Such examples as these receive scant media coverage compared to straight-up bribery scandals. And still, people sense a rigged system. Now built into the system, the new corruption is found in arenas from energy and healthcare to finance and foreign policy.
Corruption isn't the only term that warrants redefinition in the service of aligning the ideology of the system with the reality.
Consider one measure against corruption: accountability. It has become practically a fetish in recent years for checklists and metrics to be used to assess nearly every aspect of how our democratic system works. Don't get me wrong; such tools have a place. The checklist on my refrigerator is helpful. And I love my new Fitbit telling me how many steps I should take today. But checklists and metrics can only go so far in ensuring true accountability.
Today, accountability often gets reduced to a “performance,” a technocratic exercise without moral or ethical moorings. As checklist-type accountability practices ascended in the 1980s, accountability assumed a more mechanistic meaning. Such practices, whether applied to the state or private sector, are typically imposed from the outside without knowledge of the realities on the ground, and they disconnect accountability from much of what matters. The result is systems that value appearances over actuality. Those on the inside are incentivized to “perform” for the external auditor—much like the state-owned factory manager cooked the books to fool the communist central planner.

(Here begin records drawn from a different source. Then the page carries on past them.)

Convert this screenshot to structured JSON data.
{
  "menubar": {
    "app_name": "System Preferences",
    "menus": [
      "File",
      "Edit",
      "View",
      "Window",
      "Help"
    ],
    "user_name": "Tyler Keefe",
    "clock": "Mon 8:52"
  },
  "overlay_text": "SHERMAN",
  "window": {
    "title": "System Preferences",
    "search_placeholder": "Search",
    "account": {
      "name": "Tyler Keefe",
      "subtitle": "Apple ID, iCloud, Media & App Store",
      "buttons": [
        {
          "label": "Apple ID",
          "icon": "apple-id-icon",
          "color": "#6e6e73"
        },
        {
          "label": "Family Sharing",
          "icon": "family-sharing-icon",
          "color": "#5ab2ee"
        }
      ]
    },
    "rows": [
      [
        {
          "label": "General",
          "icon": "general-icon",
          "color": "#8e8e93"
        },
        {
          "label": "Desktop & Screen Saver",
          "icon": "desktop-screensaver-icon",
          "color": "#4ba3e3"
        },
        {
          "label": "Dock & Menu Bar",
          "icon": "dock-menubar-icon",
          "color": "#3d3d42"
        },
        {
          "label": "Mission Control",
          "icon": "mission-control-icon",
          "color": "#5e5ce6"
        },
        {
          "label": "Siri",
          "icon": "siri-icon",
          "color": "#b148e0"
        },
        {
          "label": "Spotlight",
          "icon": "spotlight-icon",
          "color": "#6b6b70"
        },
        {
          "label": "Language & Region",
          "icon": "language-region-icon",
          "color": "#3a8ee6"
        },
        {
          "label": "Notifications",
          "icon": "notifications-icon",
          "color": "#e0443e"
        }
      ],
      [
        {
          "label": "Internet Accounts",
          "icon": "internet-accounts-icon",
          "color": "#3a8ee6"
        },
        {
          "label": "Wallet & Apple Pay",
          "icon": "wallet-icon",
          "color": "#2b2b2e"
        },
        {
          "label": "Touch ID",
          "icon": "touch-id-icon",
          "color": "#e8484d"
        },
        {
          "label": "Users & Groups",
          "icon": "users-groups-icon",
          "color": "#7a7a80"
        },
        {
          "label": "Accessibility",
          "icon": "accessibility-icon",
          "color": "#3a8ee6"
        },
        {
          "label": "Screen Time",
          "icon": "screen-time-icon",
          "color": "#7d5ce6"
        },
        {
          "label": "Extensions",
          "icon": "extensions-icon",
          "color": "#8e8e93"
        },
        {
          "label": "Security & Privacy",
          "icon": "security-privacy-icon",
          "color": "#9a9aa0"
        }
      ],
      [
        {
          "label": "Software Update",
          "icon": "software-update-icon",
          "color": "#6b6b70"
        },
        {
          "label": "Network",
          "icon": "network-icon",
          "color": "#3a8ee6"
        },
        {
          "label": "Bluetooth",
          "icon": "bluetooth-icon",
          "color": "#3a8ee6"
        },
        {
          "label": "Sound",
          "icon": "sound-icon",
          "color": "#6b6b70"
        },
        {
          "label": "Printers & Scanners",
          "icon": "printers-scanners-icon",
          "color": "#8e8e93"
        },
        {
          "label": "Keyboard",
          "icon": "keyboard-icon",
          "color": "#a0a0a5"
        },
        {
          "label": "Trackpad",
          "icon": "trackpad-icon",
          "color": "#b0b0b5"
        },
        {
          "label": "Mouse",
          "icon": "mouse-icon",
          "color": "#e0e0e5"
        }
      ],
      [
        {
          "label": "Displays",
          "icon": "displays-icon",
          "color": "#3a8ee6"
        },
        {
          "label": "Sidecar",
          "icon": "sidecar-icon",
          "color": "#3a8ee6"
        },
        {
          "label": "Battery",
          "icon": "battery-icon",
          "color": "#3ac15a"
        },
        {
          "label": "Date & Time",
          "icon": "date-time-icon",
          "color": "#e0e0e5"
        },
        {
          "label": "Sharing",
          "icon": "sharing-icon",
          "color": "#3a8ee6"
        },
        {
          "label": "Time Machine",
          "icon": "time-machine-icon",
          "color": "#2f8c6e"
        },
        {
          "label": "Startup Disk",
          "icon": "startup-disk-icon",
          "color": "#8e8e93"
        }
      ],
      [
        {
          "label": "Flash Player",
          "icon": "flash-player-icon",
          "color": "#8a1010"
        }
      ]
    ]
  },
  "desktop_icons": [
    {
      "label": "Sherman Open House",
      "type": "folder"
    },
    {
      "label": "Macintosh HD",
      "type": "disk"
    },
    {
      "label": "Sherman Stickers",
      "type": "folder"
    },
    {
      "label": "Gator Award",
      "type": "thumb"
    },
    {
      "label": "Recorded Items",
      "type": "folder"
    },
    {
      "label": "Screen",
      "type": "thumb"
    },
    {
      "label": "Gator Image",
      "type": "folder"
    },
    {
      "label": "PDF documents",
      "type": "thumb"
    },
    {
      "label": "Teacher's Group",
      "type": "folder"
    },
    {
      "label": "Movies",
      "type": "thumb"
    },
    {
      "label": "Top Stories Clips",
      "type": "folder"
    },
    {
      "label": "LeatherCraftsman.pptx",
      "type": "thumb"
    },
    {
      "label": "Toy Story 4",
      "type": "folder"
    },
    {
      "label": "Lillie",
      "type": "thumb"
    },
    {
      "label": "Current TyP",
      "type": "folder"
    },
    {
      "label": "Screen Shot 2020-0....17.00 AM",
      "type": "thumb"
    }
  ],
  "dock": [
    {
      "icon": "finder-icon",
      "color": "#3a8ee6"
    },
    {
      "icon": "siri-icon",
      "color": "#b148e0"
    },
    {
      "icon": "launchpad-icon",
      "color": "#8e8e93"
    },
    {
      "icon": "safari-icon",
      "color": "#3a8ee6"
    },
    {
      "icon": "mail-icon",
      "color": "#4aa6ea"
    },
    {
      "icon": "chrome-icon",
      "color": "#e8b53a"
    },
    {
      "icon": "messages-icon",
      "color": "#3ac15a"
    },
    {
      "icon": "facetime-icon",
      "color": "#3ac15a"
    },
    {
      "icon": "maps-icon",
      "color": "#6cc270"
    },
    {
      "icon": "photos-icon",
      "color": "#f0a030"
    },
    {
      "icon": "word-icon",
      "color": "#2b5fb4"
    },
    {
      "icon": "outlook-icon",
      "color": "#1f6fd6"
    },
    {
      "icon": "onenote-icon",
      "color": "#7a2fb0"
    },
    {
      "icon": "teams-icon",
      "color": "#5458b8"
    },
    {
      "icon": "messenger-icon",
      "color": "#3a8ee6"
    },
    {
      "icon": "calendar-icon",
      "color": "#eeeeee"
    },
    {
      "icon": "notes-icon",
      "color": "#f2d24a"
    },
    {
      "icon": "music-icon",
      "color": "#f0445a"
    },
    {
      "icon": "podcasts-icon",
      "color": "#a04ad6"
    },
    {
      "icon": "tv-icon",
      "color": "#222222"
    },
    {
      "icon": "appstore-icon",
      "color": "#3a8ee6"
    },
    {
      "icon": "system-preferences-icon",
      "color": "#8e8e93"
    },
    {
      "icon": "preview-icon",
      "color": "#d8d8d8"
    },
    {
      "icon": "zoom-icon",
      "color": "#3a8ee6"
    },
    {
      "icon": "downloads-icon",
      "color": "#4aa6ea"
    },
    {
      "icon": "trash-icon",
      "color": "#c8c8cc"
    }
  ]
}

Perhaps that is why, in a society consumed with checklisting virtually everything—from relationships to job performance to government programs—there have been so many failures of accountability in so many fields, including finance.
Think Promontory Financial, which likely went through many checklists of proper corporate governance with MF Global. Regulators had reportedly assigned Promontory to conduct a review. With a generally laudatory report by Promontory, MF Global was then able to demonstrate to the government that it had mended its ways. But it may have been just that—a demonstration—that is, a “performance.” Promontory, acting as a paid, private stand-in for real government oversight, missed the broader picture of malfeasance that would explode just a few months later. The firm insisted that the “parts” of MF Global that went on to fail were not in Promontory’s purview, which may in fact be the point: auditing now often compartmentalizes at a time when system-wide analyses are needed to capture the new structural corruption.
We need to understand how corruption manifests itself in America in 2015. We need to ground accountability in the ethics of the broader society. Democratic societies run on trust. A civic society can flourish only when the public believes the system is accountable in a real, not performative, way. Without that trust, perception of corruption will only worsen and the ranks of outsiders will swell. And, contrary to the opinion of my young Ukrainian friends, that is no laughing matter.